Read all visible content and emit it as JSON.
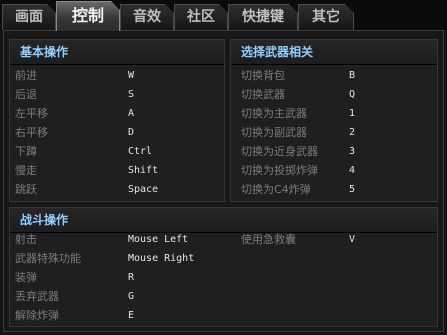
{
  "tabs": [
    {
      "label": "画面",
      "active": false
    },
    {
      "label": "控制",
      "active": true
    },
    {
      "label": "音效",
      "active": false
    },
    {
      "label": "社区",
      "active": false
    },
    {
      "label": "快捷键",
      "active": false
    },
    {
      "label": "其它",
      "active": false
    }
  ],
  "basic": {
    "title": "基本操作",
    "rows": [
      {
        "label": "前进",
        "key": "W"
      },
      {
        "label": "后退",
        "key": "S"
      },
      {
        "label": "左平移",
        "key": "A"
      },
      {
        "label": "右平移",
        "key": "D"
      },
      {
        "label": "下蹲",
        "key": "Ctrl"
      },
      {
        "label": "慢走",
        "key": "Shift"
      },
      {
        "label": "跳跃",
        "key": "Space"
      }
    ]
  },
  "weapon": {
    "title": "选择武器相关",
    "rows": [
      {
        "label": "切换背包",
        "key": "B"
      },
      {
        "label": "切换武器",
        "key": "Q"
      },
      {
        "label": "切换为主武器",
        "key": "1"
      },
      {
        "label": "切换为副武器",
        "key": "2"
      },
      {
        "label": "切换为近身武器",
        "key": "3"
      },
      {
        "label": "切换为投掷炸弹",
        "key": "4"
      },
      {
        "label": "切换为C4炸弹",
        "key": "5"
      }
    ]
  },
  "combat": {
    "title": "战斗操作",
    "rows": [
      {
        "label": "射击",
        "key": "Mouse Left"
      },
      {
        "label": "武器特殊功能",
        "key": "Mouse Right"
      },
      {
        "label": "装弹",
        "key": "R"
      },
      {
        "label": "丢弃武器",
        "key": "G"
      },
      {
        "label": "解除炸弹",
        "key": "E"
      }
    ],
    "extra": {
      "label": "使用急救囊",
      "key": "V"
    }
  },
  "colors": {
    "title_accent": "#8fd0ff",
    "label": "#7c7c7c",
    "value": "#e6e6e6"
  }
}
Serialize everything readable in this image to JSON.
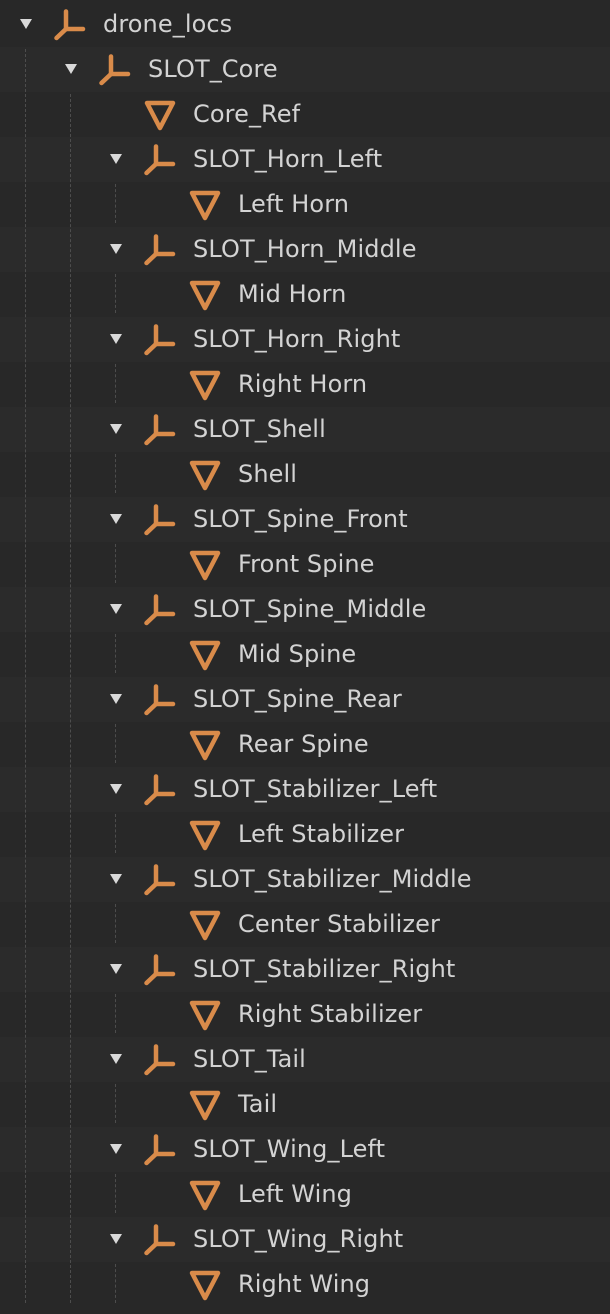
{
  "outliner": {
    "root": {
      "label": "drone_locs",
      "icon": "empty-axes-icon",
      "expanded": true,
      "children": [
        {
          "label": "SLOT_Core",
          "icon": "empty-axes-icon",
          "expanded": true,
          "children": [
            {
              "label": "Core_Ref",
              "icon": "mesh-triangle-icon"
            },
            {
              "label": "SLOT_Horn_Left",
              "icon": "empty-axes-icon",
              "expanded": true,
              "children": [
                {
                  "label": "Left Horn",
                  "icon": "mesh-triangle-icon"
                }
              ]
            },
            {
              "label": "SLOT_Horn_Middle",
              "icon": "empty-axes-icon",
              "expanded": true,
              "children": [
                {
                  "label": "Mid Horn",
                  "icon": "mesh-triangle-icon"
                }
              ]
            },
            {
              "label": "SLOT_Horn_Right",
              "icon": "empty-axes-icon",
              "expanded": true,
              "children": [
                {
                  "label": "Right Horn",
                  "icon": "mesh-triangle-icon"
                }
              ]
            },
            {
              "label": "SLOT_Shell",
              "icon": "empty-axes-icon",
              "expanded": true,
              "children": [
                {
                  "label": "Shell",
                  "icon": "mesh-triangle-icon"
                }
              ]
            },
            {
              "label": "SLOT_Spine_Front",
              "icon": "empty-axes-icon",
              "expanded": true,
              "children": [
                {
                  "label": "Front Spine",
                  "icon": "mesh-triangle-icon"
                }
              ]
            },
            {
              "label": "SLOT_Spine_Middle",
              "icon": "empty-axes-icon",
              "expanded": true,
              "children": [
                {
                  "label": "Mid Spine",
                  "icon": "mesh-triangle-icon"
                }
              ]
            },
            {
              "label": "SLOT_Spine_Rear",
              "icon": "empty-axes-icon",
              "expanded": true,
              "children": [
                {
                  "label": "Rear Spine",
                  "icon": "mesh-triangle-icon"
                }
              ]
            },
            {
              "label": "SLOT_Stabilizer_Left",
              "icon": "empty-axes-icon",
              "expanded": true,
              "children": [
                {
                  "label": "Left Stabilizer",
                  "icon": "mesh-triangle-icon"
                }
              ]
            },
            {
              "label": "SLOT_Stabilizer_Middle",
              "icon": "empty-axes-icon",
              "expanded": true,
              "children": [
                {
                  "label": "Center Stabilizer",
                  "icon": "mesh-triangle-icon"
                }
              ]
            },
            {
              "label": "SLOT_Stabilizer_Right",
              "icon": "empty-axes-icon",
              "expanded": true,
              "children": [
                {
                  "label": "Right Stabilizer",
                  "icon": "mesh-triangle-icon"
                }
              ]
            },
            {
              "label": "SLOT_Tail",
              "icon": "empty-axes-icon",
              "expanded": true,
              "children": [
                {
                  "label": "Tail",
                  "icon": "mesh-triangle-icon"
                }
              ]
            },
            {
              "label": "SLOT_Wing_Left",
              "icon": "empty-axes-icon",
              "expanded": true,
              "children": [
                {
                  "label": "Left Wing",
                  "icon": "mesh-triangle-icon"
                }
              ]
            },
            {
              "label": "SLOT_Wing_Right",
              "icon": "empty-axes-icon",
              "expanded": true,
              "children": [
                {
                  "label": "Right Wing",
                  "icon": "mesh-triangle-icon"
                }
              ]
            }
          ]
        }
      ]
    }
  },
  "colors": {
    "background": "#282828",
    "text": "#d3d3d3",
    "icon_orange": "#d98b4a",
    "expand_arrow": "#d9d9d9",
    "guide_line": "#4d4d4d"
  }
}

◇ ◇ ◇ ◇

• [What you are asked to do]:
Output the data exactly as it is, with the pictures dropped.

• [Task solution]:
Read all visible content and emit it as JSON.
{
  "tabs": [
    {
      "label": "画面",
      "active": false
    },
    {
      "label": "控制",
      "active": true
    },
    {
      "label": "音效",
      "active": false
    },
    {
      "label": "社区",
      "active": false
    },
    {
      "label": "快捷键",
      "active": false
    },
    {
      "label": "其它",
      "active": false
    }
  ],
  "basic": {
    "title": "基本操作",
    "rows": [
      {
        "label": "前进",
        "key": "W"
      },
      {
        "label": "后退",
        "key": "S"
      },
      {
        "label": "左平移",
        "key": "A"
      },
      {
        "label": "右平移",
        "key": "D"
      },
      {
        "label": "下蹲",
        "key": "Ctrl"
      },
      {
        "label": "慢走",
        "key": "Shift"
      },
      {
        "label": "跳跃",
        "key": "Space"
      }
    ]
  },
  "weapon": {
    "title": "选择武器相关",
    "rows": [
      {
        "label": "切换背包",
        "key": "B"
      },
      {
        "label": "切换武器",
        "key": "Q"
      },
      {
        "label": "切换为主武器",
        "key": "1"
      },
      {
        "label": "切换为副武器",
        "key": "2"
      },
      {
        "label": "切换为近身武器",
        "key": "3"
      },
      {
        "label": "切换为投掷炸弹",
        "key": "4"
      },
      {
        "label": "切换为C4炸弹",
        "key": "5"
      }
    ]
  },
  "combat": {
    "title": "战斗操作",
    "rows": [
      {
        "label": "射击",
        "key": "Mouse Left"
      },
      {
        "label": "武器特殊功能",
        "key": "Mouse Right"
      },
      {
        "label": "装弹",
        "key": "R"
      },
      {
        "label": "丢弃武器",
        "key": "G"
      },
      {
        "label": "解除炸弹",
        "key": "E"
      }
    ],
    "extra": {
      "label": "使用急救囊",
      "key": "V"
    }
  },
  "colors": {
    "title_accent": "#8fd0ff",
    "label": "#7c7c7c",
    "value": "#e6e6e6"
  }
}
Serialize everything readable in this image to JSON.
{
  "outliner": {
    "root": {
      "label": "drone_locs",
      "icon": "empty-axes-icon",
      "expanded": true,
      "children": [
        {
          "label": "SLOT_Core",
          "icon": "empty-axes-icon",
          "expanded": true,
          "children": [
            {
              "label": "Core_Ref",
              "icon": "mesh-triangle-icon"
            },
            {
              "label": "SLOT_Horn_Left",
              "icon": "empty-axes-icon",
              "expanded": true,
              "children": [
                {
                  "label": "Left Horn",
                  "icon": "mesh-triangle-icon"
                }
              ]
            },
            {
              "label": "SLOT_Horn_Middle",
              "icon": "empty-axes-icon",
              "expanded": true,
              "children": [
                {
                  "label": "Mid Horn",
                  "icon": "mesh-triangle-icon"
                }
              ]
            },
            {
              "label": "SLOT_Horn_Right",
              "icon": "empty-axes-icon",
              "expanded": true,
              "children": [
                {
                  "label": "Right Horn",
                  "icon": "mesh-triangle-icon"
                }
              ]
            },
            {
              "label": "SLOT_Shell",
              "icon": "empty-axes-icon",
              "expanded": true,
              "children": [
                {
                  "label": "Shell",
                  "icon": "mesh-triangle-icon"
                }
              ]
            },
            {
              "label": "SLOT_Spine_Front",
              "icon": "empty-axes-icon",
              "expanded": true,
              "children": [
                {
                  "label": "Front Spine",
                  "icon": "mesh-triangle-icon"
                }
              ]
            },
            {
              "label": "SLOT_Spine_Middle",
              "icon": "empty-axes-icon",
              "expanded": true,
              "children": [
                {
                  "label": "Mid Spine",
                  "icon": "mesh-triangle-icon"
                }
              ]
            },
            {
              "label": "SLOT_Spine_Rear",
              "icon": "empty-axes-icon",
              "expanded": true,
              "children": [
                {
                  "label": "Rear Spine",
                  "icon": "mesh-triangle-icon"
                }
              ]
            },
            {
              "label": "SLOT_Stabilizer_Left",
              "icon": "empty-axes-icon",
              "expanded": true,
              "children": [
                {
                  "label": "Left Stabilizer",
                  "icon": "mesh-triangle-icon"
                }
              ]
            },
            {
              "label": "SLOT_Stabilizer_Middle",
              "icon": "empty-axes-icon",
              "expanded": true,
              "children": [
                {
                  "label": "Center Stabilizer",
                  "icon": "mesh-triangle-icon"
                }
              ]
            },
            {
              "label": "SLOT_Stabilizer_Right",
              "icon": "empty-axes-icon",
              "expanded": true,
              "children": [
                {
                  "label": "Right Stabilizer",
                  "icon": "mesh-triangle-icon"
                }
              ]
            },
            {
              "label": "SLOT_Tail",
              "icon": "empty-axes-icon",
              "expanded": true,
              "children": [
                {
                  "label": "Tail",
                  "icon": "mesh-triangle-icon"
                }
              ]
            },
            {
              "label": "SLOT_Wing_Left",
              "icon": "empty-axes-icon",
              "expanded": true,
              "children": [
                {
                  "label": "Left Wing",
                  "icon": "mesh-triangle-icon"
                }
              ]
            },
            {
              "label": "SLOT_Wing_Right",
              "icon": "empty-axes-icon",
              "expanded": true,
              "children": [
                {
                  "label": "Right Wing",
                  "icon": "mesh-triangle-icon"
                }
              ]
            }
          ]
        }
      ]
    }
  },
  "colors": {
    "background": "#282828",
    "text": "#d3d3d3",
    "icon_orange": "#d98b4a",
    "expand_arrow": "#d9d9d9",
    "guide_line": "#4d4d4d"
  }
}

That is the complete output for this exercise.